◆ Exercise aim: Starting at the first line below, copy through to the last line exactly.

◆ Data for this task:
****************************************
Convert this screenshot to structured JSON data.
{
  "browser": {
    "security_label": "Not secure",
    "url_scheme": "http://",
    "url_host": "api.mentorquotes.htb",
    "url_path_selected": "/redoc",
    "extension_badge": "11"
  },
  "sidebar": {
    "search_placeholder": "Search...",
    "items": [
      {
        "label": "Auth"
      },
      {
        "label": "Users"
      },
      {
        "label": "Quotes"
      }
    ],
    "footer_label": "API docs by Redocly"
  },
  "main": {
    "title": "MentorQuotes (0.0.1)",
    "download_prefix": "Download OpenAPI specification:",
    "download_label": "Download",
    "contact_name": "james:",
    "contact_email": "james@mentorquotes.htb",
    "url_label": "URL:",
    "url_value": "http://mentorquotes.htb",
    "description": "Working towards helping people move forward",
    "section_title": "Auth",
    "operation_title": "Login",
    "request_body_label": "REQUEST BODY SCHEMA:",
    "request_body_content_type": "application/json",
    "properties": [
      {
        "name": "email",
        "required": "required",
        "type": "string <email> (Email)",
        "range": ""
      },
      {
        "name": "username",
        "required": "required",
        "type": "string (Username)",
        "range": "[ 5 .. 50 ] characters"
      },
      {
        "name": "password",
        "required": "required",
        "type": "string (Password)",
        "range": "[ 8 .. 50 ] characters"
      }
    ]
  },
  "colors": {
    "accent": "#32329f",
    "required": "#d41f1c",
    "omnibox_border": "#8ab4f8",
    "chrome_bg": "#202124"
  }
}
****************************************
◆ Solution to the exercise:
Convert this screenshot to structured JSON data.
{
  "browser": {
    "security_label": "Not secure",
    "url_scheme": "http://",
    "url_host": "api.mentorquotes.htb",
    "url_path_selected": "/redoc",
    "extension_badge": "11"
  },
  "sidebar": {
    "search_placeholder": "Search...",
    "items": [
      {
        "label": "Auth"
      },
      {
        "label": "Users"
      },
      {
        "label": "Quotes"
      }
    ],
    "footer_label": "API docs by Redocly"
  },
  "main": {
    "title": "MentorQuotes (0.0.1)",
    "download_prefix": "Download OpenAPI specification:",
    "download_label": "Download",
    "contact_name": "james:",
    "contact_email": "james@mentorquotes.htb",
    "url_label": "URL:",
    "url_value": "http://mentorquotes.htb",
    "description": "Working towards helping people move forward",
    "section_title": "Auth",
    "operation_title": "Login",
    "request_body_label": "REQUEST BODY SCHEMA:",
    "request_body_content_type": "application/json",
    "properties": [
      {
        "name": "email",
        "required": "required",
        "type": "string <email> (Email)",
        "range": ""
      },
      {
        "name": "username",
        "required": "required",
        "type": "string (Username)",
        "range": "[ 5 .. 50 ] characters"
      },
      {
        "name": "password",
        "required": "required",
        "type": "string (Password)",
        "range": "[ 8 .. 50 ] characters"
      }
    ]
  },
  "colors": {
    "accent": "#32329f",
    "required": "#d41f1c",
    "omnibox_border": "#8ab4f8",
    "chrome_bg": "#202124"
  }
}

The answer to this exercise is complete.